### SUPPLIED INFORMATION:

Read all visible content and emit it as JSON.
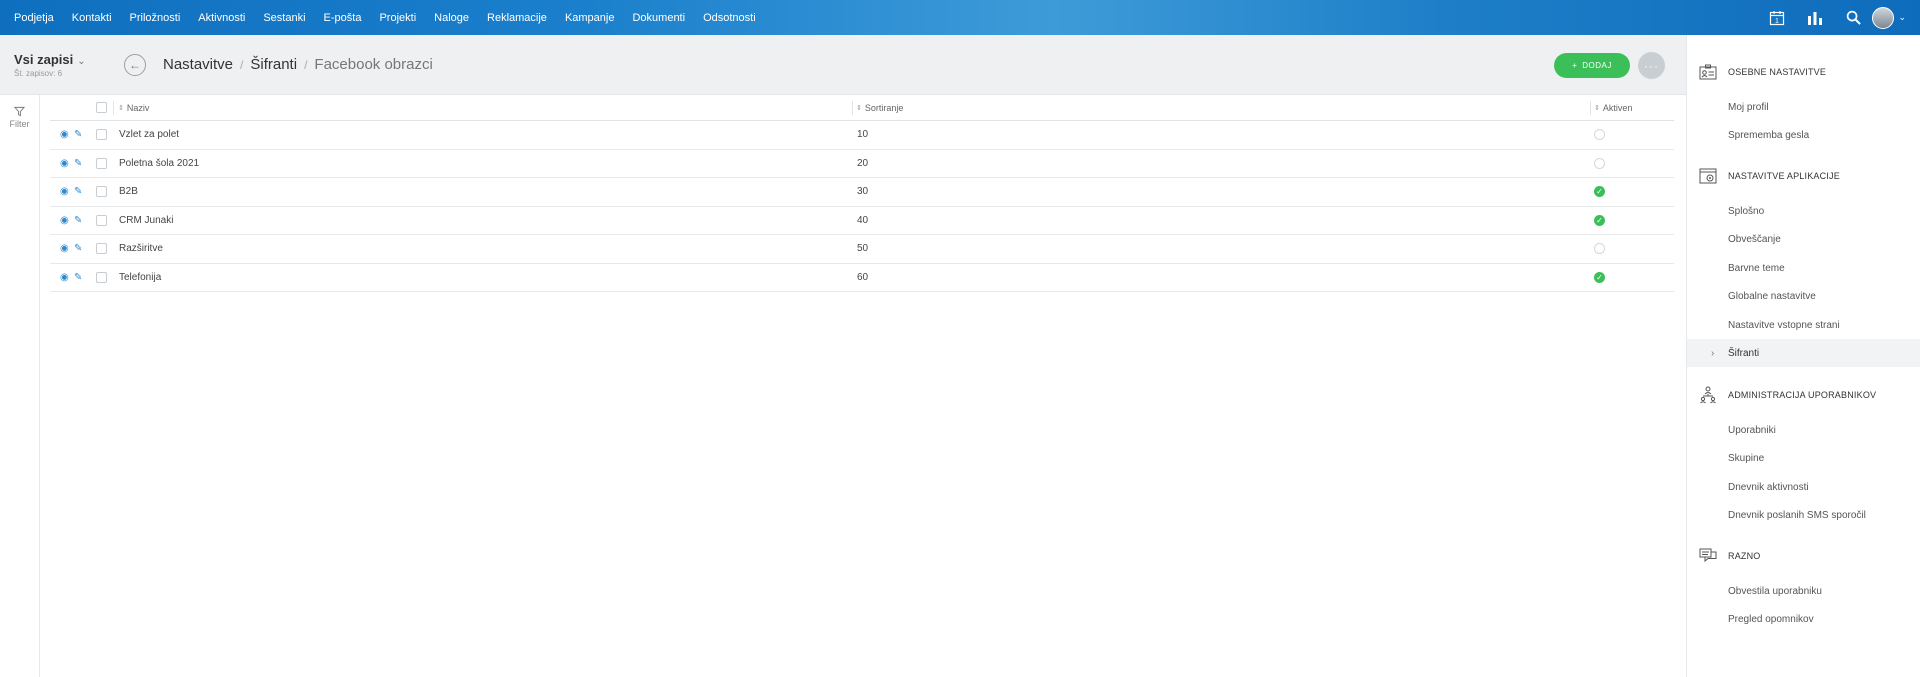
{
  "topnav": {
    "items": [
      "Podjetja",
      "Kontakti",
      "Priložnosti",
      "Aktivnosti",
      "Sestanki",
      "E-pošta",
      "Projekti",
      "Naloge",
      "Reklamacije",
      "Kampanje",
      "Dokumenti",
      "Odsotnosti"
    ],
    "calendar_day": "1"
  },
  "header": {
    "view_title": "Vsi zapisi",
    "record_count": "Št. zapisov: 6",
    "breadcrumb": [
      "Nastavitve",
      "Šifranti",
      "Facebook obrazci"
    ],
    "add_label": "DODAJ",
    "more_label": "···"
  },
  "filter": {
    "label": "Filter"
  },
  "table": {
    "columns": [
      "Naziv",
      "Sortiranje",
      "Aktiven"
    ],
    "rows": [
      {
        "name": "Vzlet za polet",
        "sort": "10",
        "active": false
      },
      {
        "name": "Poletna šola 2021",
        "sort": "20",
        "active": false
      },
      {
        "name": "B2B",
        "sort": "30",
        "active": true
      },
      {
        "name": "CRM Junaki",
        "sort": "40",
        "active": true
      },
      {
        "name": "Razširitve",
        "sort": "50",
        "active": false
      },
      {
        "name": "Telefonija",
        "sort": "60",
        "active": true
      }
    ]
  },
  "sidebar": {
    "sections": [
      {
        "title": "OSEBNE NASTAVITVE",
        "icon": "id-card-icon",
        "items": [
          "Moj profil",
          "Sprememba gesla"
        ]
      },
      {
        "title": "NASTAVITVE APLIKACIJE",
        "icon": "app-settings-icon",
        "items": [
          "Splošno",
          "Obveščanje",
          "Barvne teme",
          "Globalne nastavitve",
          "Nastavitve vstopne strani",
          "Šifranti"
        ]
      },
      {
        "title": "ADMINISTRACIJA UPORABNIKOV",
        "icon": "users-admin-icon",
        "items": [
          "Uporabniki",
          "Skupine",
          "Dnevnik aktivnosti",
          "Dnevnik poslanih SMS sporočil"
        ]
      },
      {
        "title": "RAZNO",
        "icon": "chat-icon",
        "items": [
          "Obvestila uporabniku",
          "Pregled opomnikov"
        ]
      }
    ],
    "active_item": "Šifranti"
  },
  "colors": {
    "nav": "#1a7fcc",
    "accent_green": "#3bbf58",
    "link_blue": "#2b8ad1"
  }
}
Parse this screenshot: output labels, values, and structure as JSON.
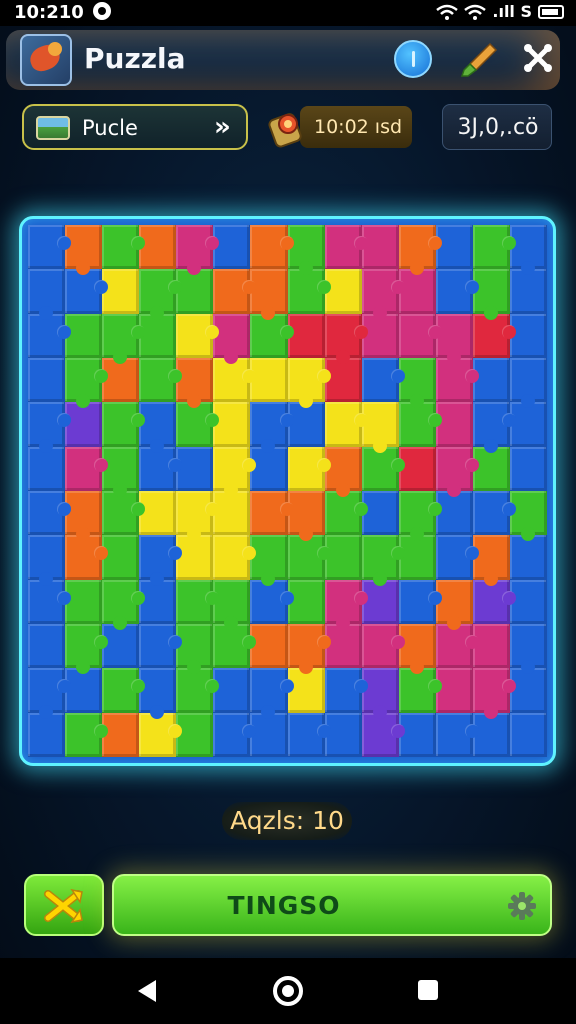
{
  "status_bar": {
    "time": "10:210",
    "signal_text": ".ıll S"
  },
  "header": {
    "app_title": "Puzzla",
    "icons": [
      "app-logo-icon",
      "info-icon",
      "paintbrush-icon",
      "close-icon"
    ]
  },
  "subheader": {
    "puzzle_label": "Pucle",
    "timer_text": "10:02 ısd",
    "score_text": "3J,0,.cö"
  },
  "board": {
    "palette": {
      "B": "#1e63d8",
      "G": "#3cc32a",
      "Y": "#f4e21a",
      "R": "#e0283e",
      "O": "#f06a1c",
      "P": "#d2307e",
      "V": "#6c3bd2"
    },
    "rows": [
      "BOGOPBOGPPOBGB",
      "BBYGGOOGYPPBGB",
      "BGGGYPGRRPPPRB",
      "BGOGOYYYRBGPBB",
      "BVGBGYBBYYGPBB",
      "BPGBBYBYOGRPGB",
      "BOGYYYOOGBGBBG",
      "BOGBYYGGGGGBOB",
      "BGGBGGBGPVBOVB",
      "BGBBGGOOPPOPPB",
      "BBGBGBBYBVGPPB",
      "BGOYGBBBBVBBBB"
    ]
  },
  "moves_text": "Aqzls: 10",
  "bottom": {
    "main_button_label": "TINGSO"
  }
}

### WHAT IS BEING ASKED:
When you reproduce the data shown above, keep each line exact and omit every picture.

### WRITTEN RESPONSE:
Read all visible content and emit it as JSON.
{
  "topnav": {
    "items": [
      "Podjetja",
      "Kontakti",
      "Priložnosti",
      "Aktivnosti",
      "Sestanki",
      "E-pošta",
      "Projekti",
      "Naloge",
      "Reklamacije",
      "Kampanje",
      "Dokumenti",
      "Odsotnosti"
    ],
    "calendar_day": "1"
  },
  "header": {
    "view_title": "Vsi zapisi",
    "record_count": "Št. zapisov: 6",
    "breadcrumb": [
      "Nastavitve",
      "Šifranti",
      "Facebook obrazci"
    ],
    "add_label": "DODAJ",
    "more_label": "···"
  },
  "filter": {
    "label": "Filter"
  },
  "table": {
    "columns": [
      "Naziv",
      "Sortiranje",
      "Aktiven"
    ],
    "rows": [
      {
        "name": "Vzlet za polet",
        "sort": "10",
        "active": false
      },
      {
        "name": "Poletna šola 2021",
        "sort": "20",
        "active": false
      },
      {
        "name": "B2B",
        "sort": "30",
        "active": true
      },
      {
        "name": "CRM Junaki",
        "sort": "40",
        "active": true
      },
      {
        "name": "Razširitve",
        "sort": "50",
        "active": false
      },
      {
        "name": "Telefonija",
        "sort": "60",
        "active": true
      }
    ]
  },
  "sidebar": {
    "sections": [
      {
        "title": "OSEBNE NASTAVITVE",
        "icon": "id-card-icon",
        "items": [
          "Moj profil",
          "Sprememba gesla"
        ]
      },
      {
        "title": "NASTAVITVE APLIKACIJE",
        "icon": "app-settings-icon",
        "items": [
          "Splošno",
          "Obveščanje",
          "Barvne teme",
          "Globalne nastavitve",
          "Nastavitve vstopne strani",
          "Šifranti"
        ]
      },
      {
        "title": "ADMINISTRACIJA UPORABNIKOV",
        "icon": "users-admin-icon",
        "items": [
          "Uporabniki",
          "Skupine",
          "Dnevnik aktivnosti",
          "Dnevnik poslanih SMS sporočil"
        ]
      },
      {
        "title": "RAZNO",
        "icon": "chat-icon",
        "items": [
          "Obvestila uporabniku",
          "Pregled opomnikov"
        ]
      }
    ],
    "active_item": "Šifranti"
  },
  "colors": {
    "nav": "#1a7fcc",
    "accent_green": "#3bbf58",
    "link_blue": "#2b8ad1"
  }
}
Parse this screenshot: output labels, values, and structure as JSON.
{
  "status_bar": {
    "time": "10:210",
    "signal_text": ".ıll S"
  },
  "header": {
    "app_title": "Puzzla",
    "icons": [
      "app-logo-icon",
      "info-icon",
      "paintbrush-icon",
      "close-icon"
    ]
  },
  "subheader": {
    "puzzle_label": "Pucle",
    "timer_text": "10:02 ısd",
    "score_text": "3J,0,.cö"
  },
  "board": {
    "palette": {
      "B": "#1e63d8",
      "G": "#3cc32a",
      "Y": "#f4e21a",
      "R": "#e0283e",
      "O": "#f06a1c",
      "P": "#d2307e",
      "V": "#6c3bd2"
    },
    "rows": [
      "BOGOPBOGPPOBGB",
      "BBYGGOOGYPPBGB",
      "BGGGYPGRRPPPRB",
      "BGOGOYYYRBGPBB",
      "BVGBGYBBYYGPBB",
      "BPGBBYBYOGRPGB",
      "BOGYYYOOGBGBBG",
      "BOGBYYGGGGGBOB",
      "BGGBGGBGPVBOVB",
      "BGBBGGOOPPOPPB",
      "BBGBGBBYBVGPPB",
      "BGOYGBBBBVBBBB"
    ]
  },
  "moves_text": "Aqzls: 10",
  "bottom": {
    "main_button_label": "TINGSO"
  }
}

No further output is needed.